**Task**.
Return every entry in the listing word for word.
Segment Start: Input records
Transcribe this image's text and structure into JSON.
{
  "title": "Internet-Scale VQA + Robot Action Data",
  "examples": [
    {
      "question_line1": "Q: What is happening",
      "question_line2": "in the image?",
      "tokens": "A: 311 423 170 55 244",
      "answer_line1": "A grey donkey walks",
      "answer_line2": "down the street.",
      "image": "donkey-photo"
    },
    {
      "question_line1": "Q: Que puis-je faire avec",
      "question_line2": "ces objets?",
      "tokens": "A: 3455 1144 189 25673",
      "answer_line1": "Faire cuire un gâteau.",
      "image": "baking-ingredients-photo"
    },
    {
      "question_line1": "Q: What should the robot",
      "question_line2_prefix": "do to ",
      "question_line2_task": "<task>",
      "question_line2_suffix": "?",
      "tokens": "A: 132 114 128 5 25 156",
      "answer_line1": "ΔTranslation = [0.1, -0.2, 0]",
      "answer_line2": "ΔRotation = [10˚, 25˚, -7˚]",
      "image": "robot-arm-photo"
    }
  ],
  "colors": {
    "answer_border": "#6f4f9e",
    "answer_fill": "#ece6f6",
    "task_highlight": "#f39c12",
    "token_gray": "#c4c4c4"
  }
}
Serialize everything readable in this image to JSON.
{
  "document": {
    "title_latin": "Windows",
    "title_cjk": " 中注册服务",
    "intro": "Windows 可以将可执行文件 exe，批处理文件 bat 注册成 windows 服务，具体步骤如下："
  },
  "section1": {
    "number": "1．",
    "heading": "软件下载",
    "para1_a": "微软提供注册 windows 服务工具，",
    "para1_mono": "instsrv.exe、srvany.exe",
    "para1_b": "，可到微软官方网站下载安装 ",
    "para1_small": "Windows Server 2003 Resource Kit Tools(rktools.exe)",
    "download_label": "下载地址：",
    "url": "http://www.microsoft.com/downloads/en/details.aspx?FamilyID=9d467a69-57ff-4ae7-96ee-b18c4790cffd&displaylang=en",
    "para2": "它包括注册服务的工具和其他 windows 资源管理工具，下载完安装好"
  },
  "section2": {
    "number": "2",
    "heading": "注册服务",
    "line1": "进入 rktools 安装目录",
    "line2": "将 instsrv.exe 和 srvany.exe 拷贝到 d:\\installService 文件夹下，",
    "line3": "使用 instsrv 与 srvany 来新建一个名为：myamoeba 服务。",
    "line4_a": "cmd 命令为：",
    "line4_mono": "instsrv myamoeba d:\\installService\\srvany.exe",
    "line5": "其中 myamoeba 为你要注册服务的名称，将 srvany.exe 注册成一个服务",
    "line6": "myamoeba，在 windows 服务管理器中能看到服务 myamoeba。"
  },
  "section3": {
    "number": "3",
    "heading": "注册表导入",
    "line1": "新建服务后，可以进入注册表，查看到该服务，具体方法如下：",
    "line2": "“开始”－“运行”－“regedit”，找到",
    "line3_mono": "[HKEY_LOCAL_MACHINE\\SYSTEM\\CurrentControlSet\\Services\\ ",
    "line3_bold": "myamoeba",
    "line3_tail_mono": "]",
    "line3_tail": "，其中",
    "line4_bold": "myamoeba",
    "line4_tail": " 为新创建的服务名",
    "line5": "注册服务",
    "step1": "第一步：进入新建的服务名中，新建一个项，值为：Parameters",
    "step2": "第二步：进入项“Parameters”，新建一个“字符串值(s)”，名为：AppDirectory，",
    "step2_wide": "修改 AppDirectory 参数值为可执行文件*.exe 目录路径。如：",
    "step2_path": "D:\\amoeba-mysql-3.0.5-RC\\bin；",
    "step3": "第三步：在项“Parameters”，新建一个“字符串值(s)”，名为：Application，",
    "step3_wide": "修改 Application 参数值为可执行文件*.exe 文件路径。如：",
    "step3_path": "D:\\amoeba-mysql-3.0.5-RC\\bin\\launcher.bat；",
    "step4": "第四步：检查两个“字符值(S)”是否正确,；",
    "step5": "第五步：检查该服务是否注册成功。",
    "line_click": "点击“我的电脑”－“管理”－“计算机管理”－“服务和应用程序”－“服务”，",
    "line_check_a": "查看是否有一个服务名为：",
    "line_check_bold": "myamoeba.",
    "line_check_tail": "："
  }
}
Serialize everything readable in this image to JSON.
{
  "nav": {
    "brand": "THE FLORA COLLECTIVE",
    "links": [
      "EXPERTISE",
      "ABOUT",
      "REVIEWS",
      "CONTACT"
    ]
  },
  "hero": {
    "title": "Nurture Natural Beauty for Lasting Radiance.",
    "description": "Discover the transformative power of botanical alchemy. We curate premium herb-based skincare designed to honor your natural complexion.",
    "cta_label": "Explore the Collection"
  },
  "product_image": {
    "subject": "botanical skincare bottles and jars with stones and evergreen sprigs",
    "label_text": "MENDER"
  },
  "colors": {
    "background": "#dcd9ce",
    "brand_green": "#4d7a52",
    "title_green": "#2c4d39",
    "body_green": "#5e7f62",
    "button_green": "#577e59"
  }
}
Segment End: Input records
**Finished task**.
Transcribe this image's text and structure into JSON.
{
  "title": "Internet-Scale VQA + Robot Action Data",
  "examples": [
    {
      "question_line1": "Q: What is happening",
      "question_line2": "in the image?",
      "tokens": "A: 311 423 170 55 244",
      "answer_line1": "A grey donkey walks",
      "answer_line2": "down the street.",
      "image": "donkey-photo"
    },
    {
      "question_line1": "Q: Que puis-je faire avec",
      "question_line2": "ces objets?",
      "tokens": "A: 3455 1144 189 25673",
      "answer_line1": "Faire cuire un gâteau.",
      "image": "baking-ingredients-photo"
    },
    {
      "question_line1": "Q: What should the robot",
      "question_line2_prefix": "do to ",
      "question_line2_task": "<task>",
      "question_line2_suffix": "?",
      "tokens": "A: 132 114 128 5 25 156",
      "answer_line1": "ΔTranslation = [0.1, -0.2, 0]",
      "answer_line2": "ΔRotation = [10˚, 25˚, -7˚]",
      "image": "robot-arm-photo"
    }
  ],
  "colors": {
    "answer_border": "#6f4f9e",
    "answer_fill": "#ece6f6",
    "task_highlight": "#f39c12",
    "token_gray": "#c4c4c4"
  }
}
Serialize everything readable in this image to JSON.
{
  "document": {
    "title_latin": "Windows",
    "title_cjk": " 中注册服务",
    "intro": "Windows 可以将可执行文件 exe，批处理文件 bat 注册成 windows 服务，具体步骤如下："
  },
  "section1": {
    "number": "1．",
    "heading": "软件下载",
    "para1_a": "微软提供注册 windows 服务工具，",
    "para1_mono": "instsrv.exe、srvany.exe",
    "para1_b": "，可到微软官方网站下载安装 ",
    "para1_small": "Windows Server 2003 Resource Kit Tools(rktools.exe)",
    "download_label": "下载地址：",
    "url": "http://www.microsoft.com/downloads/en/details.aspx?FamilyID=9d467a69-57ff-4ae7-96ee-b18c4790cffd&displaylang=en",
    "para2": "它包括注册服务的工具和其他 windows 资源管理工具，下载完安装好"
  },
  "section2": {
    "number": "2",
    "heading": "注册服务",
    "line1": "进入 rktools 安装目录",
    "line2": "将 instsrv.exe 和 srvany.exe 拷贝到 d:\\installService 文件夹下，",
    "line3": "使用 instsrv 与 srvany 来新建一个名为：myamoeba 服务。",
    "line4_a": "cmd 命令为：",
    "line4_mono": "instsrv myamoeba d:\\installService\\srvany.exe",
    "line5": "其中 myamoeba 为你要注册服务的名称，将 srvany.exe 注册成一个服务",
    "line6": "myamoeba，在 windows 服务管理器中能看到服务 myamoeba。"
  },
  "section3": {
    "number": "3",
    "heading": "注册表导入",
    "line1": "新建服务后，可以进入注册表，查看到该服务，具体方法如下：",
    "line2": "“开始”－“运行”－“regedit”，找到",
    "line3_mono": "[HKEY_LOCAL_MACHINE\\SYSTEM\\CurrentControlSet\\Services\\ ",
    "line3_bold": "myamoeba",
    "line3_tail_mono": "]",
    "line3_tail": "，其中",
    "line4_bold": "myamoeba",
    "line4_tail": " 为新创建的服务名",
    "line5": "注册服务",
    "step1": "第一步：进入新建的服务名中，新建一个项，值为：Parameters",
    "step2": "第二步：进入项“Parameters”，新建一个“字符串值(s)”，名为：AppDirectory，",
    "step2_wide": "修改 AppDirectory 参数值为可执行文件*.exe 目录路径。如：",
    "step2_path": "D:\\amoeba-mysql-3.0.5-RC\\bin；",
    "step3": "第三步：在项“Parameters”，新建一个“字符串值(s)”，名为：Application，",
    "step3_wide": "修改 Application 参数值为可执行文件*.exe 文件路径。如：",
    "step3_path": "D:\\amoeba-mysql-3.0.5-RC\\bin\\launcher.bat；",
    "step4": "第四步：检查两个“字符值(S)”是否正确,；",
    "step5": "第五步：检查该服务是否注册成功。",
    "line_click": "点击“我的电脑”－“管理”－“计算机管理”－“服务和应用程序”－“服务”，",
    "line_check_a": "查看是否有一个服务名为：",
    "line_check_bold": "myamoeba.",
    "line_check_tail": "："
  }
}
Serialize everything readable in this image to JSON.
{
  "nav": {
    "brand": "THE FLORA COLLECTIVE",
    "links": [
      "EXPERTISE",
      "ABOUT",
      "REVIEWS",
      "CONTACT"
    ]
  },
  "hero": {
    "title": "Nurture Natural Beauty for Lasting Radiance.",
    "description": "Discover the transformative power of botanical alchemy. We curate premium herb-based skincare designed to honor your natural complexion.",
    "cta_label": "Explore the Collection"
  },
  "product_image": {
    "subject": "botanical skincare bottles and jars with stones and evergreen sprigs",
    "label_text": "MENDER"
  },
  "colors": {
    "background": "#dcd9ce",
    "brand_green": "#4d7a52",
    "title_green": "#2c4d39",
    "body_green": "#5e7f62",
    "button_green": "#577e59"
  }
}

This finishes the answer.